300,000,000. That's the number of guns, from assault rifles to pistols, in the United States today, with the numbers rising each day as gun enthusiasts arm themselves against -- and gun control advocates hope for -- some local, state or federal action. That's one gun for practically each and every American alive today -- even though only a third of us own them. With lobbyists from the lucrative gun manufacturing/selling complex lining up for what looks to be a long (and one can only hope fruitful) debate and with gun sales rising exponentially, it's easy to get cynical or depressed.
So, what to do, besides hope or despair? Despite the odds, there's quite a lot you can do, -- with or without congressional or state action:
• Face the facts. While 9,000 people were killed in gun-related homicides in 2011, another 19,000 deaths were suicides by gun owners or their family members. People in homes with guns are twice as likely to be killed in a homicide, women three times more likely. Get rid of your guns -- you're more likely to be a victim if you don't.
• Address the reality on the streets. Youth violence is undeniable and tragic. With guns now the leading cause of death for young black men and various policing strategies producing little results, something new is needed. Pastors, parents and police might instead resurrect the old strategy of forging a no-gun policy accord among gangs. The gangs might not go away, but the up-close and personal knife fights of West Side Story are preferable to the drive-by shootings of today.
• Examine your own choices. In irresistible films and shows from Batman to Reservoir Dogs, Dexter and The Sopranos, the computer games we play where an enemy's death improves your score, and even the nightly news, the message that violence is a solution to problems permeates our culture and is far more pervasive and consistent than our chosen intentional moral teachings. Whether or not you are raising children, you might consider banishing these "entertainments" from your home and your life. Organize a sports league, take up dancing, read a book -- you're likely to be more literate and more fit.
• Reexamine what we've come to think of as "normal." Those turning 12 this year have grown up with constant war, been exposed to daily death counts from faraway places and casual discussions comparing drone killings to assassinations to outright hand-to-hand combat. Anyone under the age of 80 has experienced only one decade in which our nation was not at war. And our country's military budget is not only the biggest in the world -- it's greater than the sum of the next 17 biggest military budgets combined. If we want to phase out homicide as a means of resolving conflict, we might insist our nation lead by example.

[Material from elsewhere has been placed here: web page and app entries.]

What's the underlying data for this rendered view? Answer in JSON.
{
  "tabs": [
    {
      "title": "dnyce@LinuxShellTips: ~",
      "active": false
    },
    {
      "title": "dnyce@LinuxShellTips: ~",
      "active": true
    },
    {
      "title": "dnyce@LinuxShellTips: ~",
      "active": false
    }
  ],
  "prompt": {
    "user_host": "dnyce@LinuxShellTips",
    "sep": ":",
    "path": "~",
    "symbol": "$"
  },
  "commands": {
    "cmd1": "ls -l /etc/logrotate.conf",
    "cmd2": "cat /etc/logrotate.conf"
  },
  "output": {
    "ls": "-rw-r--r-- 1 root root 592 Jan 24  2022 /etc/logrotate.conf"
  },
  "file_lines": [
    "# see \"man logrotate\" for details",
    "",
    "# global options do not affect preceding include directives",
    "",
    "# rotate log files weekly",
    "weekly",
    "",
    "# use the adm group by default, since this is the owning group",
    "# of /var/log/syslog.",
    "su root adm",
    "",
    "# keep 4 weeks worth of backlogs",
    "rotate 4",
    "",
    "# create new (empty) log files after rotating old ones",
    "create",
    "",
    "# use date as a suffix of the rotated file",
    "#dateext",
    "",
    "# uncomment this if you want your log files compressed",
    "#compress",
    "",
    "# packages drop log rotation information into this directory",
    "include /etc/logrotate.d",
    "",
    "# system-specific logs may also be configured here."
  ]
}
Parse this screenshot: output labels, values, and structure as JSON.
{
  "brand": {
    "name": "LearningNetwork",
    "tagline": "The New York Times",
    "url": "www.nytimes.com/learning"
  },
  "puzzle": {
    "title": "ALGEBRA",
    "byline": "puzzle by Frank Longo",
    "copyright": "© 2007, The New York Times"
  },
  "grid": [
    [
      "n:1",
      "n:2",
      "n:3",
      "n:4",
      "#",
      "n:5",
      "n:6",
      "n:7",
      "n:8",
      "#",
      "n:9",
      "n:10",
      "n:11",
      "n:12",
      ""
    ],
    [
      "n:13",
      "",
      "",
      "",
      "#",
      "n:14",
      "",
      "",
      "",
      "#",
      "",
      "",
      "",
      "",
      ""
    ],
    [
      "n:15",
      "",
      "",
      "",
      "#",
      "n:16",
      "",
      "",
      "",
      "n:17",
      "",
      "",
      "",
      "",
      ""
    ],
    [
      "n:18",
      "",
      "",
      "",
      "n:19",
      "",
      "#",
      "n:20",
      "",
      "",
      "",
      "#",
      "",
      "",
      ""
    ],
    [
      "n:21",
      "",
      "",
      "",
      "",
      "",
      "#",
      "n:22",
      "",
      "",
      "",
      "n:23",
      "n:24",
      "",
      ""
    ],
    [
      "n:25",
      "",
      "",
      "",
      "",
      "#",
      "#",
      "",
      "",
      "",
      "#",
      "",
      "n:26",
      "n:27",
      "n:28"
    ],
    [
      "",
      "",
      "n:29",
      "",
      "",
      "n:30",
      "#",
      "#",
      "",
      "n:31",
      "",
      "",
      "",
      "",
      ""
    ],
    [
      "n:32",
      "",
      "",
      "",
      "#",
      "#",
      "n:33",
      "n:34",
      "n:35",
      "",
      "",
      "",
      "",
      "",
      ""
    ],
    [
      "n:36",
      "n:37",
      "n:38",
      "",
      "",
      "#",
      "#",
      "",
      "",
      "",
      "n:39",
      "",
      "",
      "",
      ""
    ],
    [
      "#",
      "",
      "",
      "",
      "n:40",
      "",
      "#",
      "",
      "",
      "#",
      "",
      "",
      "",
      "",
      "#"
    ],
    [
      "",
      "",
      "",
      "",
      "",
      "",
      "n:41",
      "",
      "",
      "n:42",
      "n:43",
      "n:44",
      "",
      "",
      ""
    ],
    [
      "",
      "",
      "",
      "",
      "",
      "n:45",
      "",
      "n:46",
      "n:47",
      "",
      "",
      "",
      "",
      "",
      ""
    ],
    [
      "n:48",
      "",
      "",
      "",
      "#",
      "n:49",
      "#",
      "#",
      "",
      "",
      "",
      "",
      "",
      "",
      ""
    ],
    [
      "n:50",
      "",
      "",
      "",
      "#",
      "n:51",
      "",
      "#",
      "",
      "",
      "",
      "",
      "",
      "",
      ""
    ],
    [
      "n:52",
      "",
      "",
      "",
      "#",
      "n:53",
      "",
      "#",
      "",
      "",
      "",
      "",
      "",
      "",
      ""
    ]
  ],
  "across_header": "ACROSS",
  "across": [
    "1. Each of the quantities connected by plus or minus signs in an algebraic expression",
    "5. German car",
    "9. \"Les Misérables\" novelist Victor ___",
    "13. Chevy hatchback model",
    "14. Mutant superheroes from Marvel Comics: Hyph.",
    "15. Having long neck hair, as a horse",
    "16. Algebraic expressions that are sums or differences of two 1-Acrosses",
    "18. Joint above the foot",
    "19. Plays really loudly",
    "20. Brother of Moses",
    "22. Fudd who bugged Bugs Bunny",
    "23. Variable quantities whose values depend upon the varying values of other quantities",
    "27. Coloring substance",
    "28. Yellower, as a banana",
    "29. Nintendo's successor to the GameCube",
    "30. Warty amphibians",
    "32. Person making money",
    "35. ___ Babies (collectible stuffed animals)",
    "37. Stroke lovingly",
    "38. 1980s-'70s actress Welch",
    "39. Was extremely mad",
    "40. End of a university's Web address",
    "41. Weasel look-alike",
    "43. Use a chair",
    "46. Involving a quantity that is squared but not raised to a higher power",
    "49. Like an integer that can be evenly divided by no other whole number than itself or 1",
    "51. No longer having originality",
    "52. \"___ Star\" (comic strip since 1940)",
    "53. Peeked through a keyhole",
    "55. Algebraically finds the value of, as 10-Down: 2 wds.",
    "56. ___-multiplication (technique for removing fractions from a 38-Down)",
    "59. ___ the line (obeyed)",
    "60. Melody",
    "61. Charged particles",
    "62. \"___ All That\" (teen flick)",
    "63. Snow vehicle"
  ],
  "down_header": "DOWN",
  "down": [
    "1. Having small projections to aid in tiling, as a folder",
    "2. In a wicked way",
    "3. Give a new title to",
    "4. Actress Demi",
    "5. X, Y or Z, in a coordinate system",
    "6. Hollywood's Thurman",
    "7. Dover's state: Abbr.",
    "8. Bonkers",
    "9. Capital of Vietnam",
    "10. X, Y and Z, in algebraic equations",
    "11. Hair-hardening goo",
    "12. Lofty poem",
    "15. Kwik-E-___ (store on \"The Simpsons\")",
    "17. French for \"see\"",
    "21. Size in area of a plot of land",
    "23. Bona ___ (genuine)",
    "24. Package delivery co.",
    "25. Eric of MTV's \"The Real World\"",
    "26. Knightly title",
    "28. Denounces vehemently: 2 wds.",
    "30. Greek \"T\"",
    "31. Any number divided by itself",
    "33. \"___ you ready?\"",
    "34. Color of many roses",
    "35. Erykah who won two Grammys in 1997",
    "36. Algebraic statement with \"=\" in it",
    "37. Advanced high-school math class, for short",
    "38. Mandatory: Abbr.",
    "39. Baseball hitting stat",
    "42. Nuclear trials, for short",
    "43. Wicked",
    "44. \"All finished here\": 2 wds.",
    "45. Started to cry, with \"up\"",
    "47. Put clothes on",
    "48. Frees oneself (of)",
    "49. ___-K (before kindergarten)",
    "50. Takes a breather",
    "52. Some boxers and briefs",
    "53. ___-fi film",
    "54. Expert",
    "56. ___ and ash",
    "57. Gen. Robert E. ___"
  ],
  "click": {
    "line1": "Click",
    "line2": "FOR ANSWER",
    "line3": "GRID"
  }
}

• Reconsider how we talk about the "other." Even as our nation becomes more diverse, ironically we are in some ways more segregated than ever with our images of the "other" too often drawn from an amalgam of films, TV shows and the news rather than from life -- our image of inner-city life by The Wire or Treme , our images of Muslims by Homeland or Glenn Beck. This is not without effect. From the slaughter of temple-goers in Wisconsin to the New York subway platform deaths of innocent citizens, to the 'arming of America' in light of the Obama election and reelection, demonization of the "other" has a real cost. While media censorship would be undesirable, restoring civility to political debate and seeking out more diverse life experiences would seem a useful corrective.
• Follow the money. Guns are not simply lethal; they're lucrative. Gun Manufacturers saw their profits soar last year with Freedom Group, which manufactures the infamous Bushmaster, earning $237.9 million in the third quarter alone. Gun sellers like Walmart, which is now one of the nation's leading seller of guns and ammunition, selling both in 1,800 of its 3,800 stores, made out like a bandit, with gun sales up 76 percent last year. With 90 percent of Americans living within 15 miles of a Walmart, I'd make a suggestion: Consider doing your grocery shopping at a retailer where semi-automatic weapons are not sold next to the cereal.
While legislation is important, history tells us that good legislation follows the bold action of people. From women rights to civil rights, legislators have followed, not led. Once again, it's time to take the lead -- and as the slogan says we should, thinking globally, but acting locally, where and when we can.
Follow Marilyn Katz on Twitter: www.twitter.com/mkatzchicago